She would take £10 for that dog. Not from me, I opined firmly. Two ladies said it was her fault and it was a wonder the brute hadn’t killed me. Robert arrived, and I politely requested the favour of their address, as my only witnesses. They were so sorry, they were going on a long journey next day. Robert asked for my card. So did doggie’s mistress. I distributed cards freely. Robert hinted at furious driving. I pointed triumphantly to a lamp unbroken on the lower fork bracket. Finally, I departed, ruffled and expecting a summons.The terrier, luckily, was only frightened and bruised.
Thenceforward the machine settled down to its work over again, until I met friends, and had a second tea. Another Excelsior rider sped me a mile or so one the way, and then a scorcher friend on a pedal bicycle joined me. Darkness came on, three acetylene lamps for various unintelligible reasons failed us, and a tiny paraffin lamp was requisitioned. This meant cautious driving in the dark. Finally, at eleven pm, an awful scrunch saluted my horrified ears, and, ere I could dismount, it rose to a hideous earpiercing clatter.

I Lose some Spokes
The wretched carrier had fouled the back brake, which had calmly wrenched a score of spokes out of the rear wheel. The two hundred miles run had ended at one hundred and eighty-five. Over what followed, I must be brief, lest my feelings pervade my language.
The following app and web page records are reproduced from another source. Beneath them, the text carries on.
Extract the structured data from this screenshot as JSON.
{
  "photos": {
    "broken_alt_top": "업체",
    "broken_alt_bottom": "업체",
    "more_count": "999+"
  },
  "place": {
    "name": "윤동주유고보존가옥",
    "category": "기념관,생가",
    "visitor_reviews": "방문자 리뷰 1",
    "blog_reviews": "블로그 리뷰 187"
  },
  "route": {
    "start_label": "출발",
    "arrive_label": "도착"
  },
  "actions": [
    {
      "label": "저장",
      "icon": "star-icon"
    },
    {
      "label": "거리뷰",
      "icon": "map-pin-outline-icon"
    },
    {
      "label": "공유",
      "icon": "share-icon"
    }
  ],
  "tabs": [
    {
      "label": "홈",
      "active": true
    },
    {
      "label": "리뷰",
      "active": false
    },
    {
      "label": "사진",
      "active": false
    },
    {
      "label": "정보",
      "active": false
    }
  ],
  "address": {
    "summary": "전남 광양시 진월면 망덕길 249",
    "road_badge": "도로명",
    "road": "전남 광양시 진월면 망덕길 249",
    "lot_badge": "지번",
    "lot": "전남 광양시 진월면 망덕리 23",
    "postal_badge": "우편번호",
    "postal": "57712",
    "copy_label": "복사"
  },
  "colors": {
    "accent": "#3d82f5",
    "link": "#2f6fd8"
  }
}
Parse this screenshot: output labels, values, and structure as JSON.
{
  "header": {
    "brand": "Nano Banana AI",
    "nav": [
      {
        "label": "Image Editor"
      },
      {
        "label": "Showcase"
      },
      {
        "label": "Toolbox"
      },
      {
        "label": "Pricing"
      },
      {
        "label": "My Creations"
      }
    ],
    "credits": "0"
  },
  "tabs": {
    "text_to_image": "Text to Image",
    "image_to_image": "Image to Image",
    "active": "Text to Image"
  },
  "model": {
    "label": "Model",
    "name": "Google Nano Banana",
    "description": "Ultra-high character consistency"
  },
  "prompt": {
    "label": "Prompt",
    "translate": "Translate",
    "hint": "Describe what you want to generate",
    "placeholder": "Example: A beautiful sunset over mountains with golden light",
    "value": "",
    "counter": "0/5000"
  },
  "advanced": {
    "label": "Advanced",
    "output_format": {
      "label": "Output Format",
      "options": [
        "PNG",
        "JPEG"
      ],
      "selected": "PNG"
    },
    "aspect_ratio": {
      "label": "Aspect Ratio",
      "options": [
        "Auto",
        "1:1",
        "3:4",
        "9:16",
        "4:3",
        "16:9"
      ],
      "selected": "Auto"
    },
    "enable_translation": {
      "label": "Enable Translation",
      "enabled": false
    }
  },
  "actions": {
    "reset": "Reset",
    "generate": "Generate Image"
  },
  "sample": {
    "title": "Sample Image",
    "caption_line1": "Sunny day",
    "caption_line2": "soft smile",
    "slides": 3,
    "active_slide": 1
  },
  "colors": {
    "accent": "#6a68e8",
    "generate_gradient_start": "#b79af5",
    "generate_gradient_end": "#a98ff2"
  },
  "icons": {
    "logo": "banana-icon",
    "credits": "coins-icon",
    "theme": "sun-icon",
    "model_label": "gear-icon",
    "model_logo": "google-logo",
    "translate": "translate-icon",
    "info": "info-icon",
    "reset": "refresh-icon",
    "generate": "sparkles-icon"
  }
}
Tucking the saddle under my arm, I wheeled that heavy motor two miles to a village where we woke a farmer.
He propped the motor against the sideboard in his parlour, and went with us to wake somebody else. The people of Umberleigh are very longsuffering. We hammered at their doors at midnight, and they talked to us in dulcet accents and gave us food, and finally lent me a very passable push bicycle, on which I rode home. The motor cycle has now a new carrier, and its reliability has made many converts.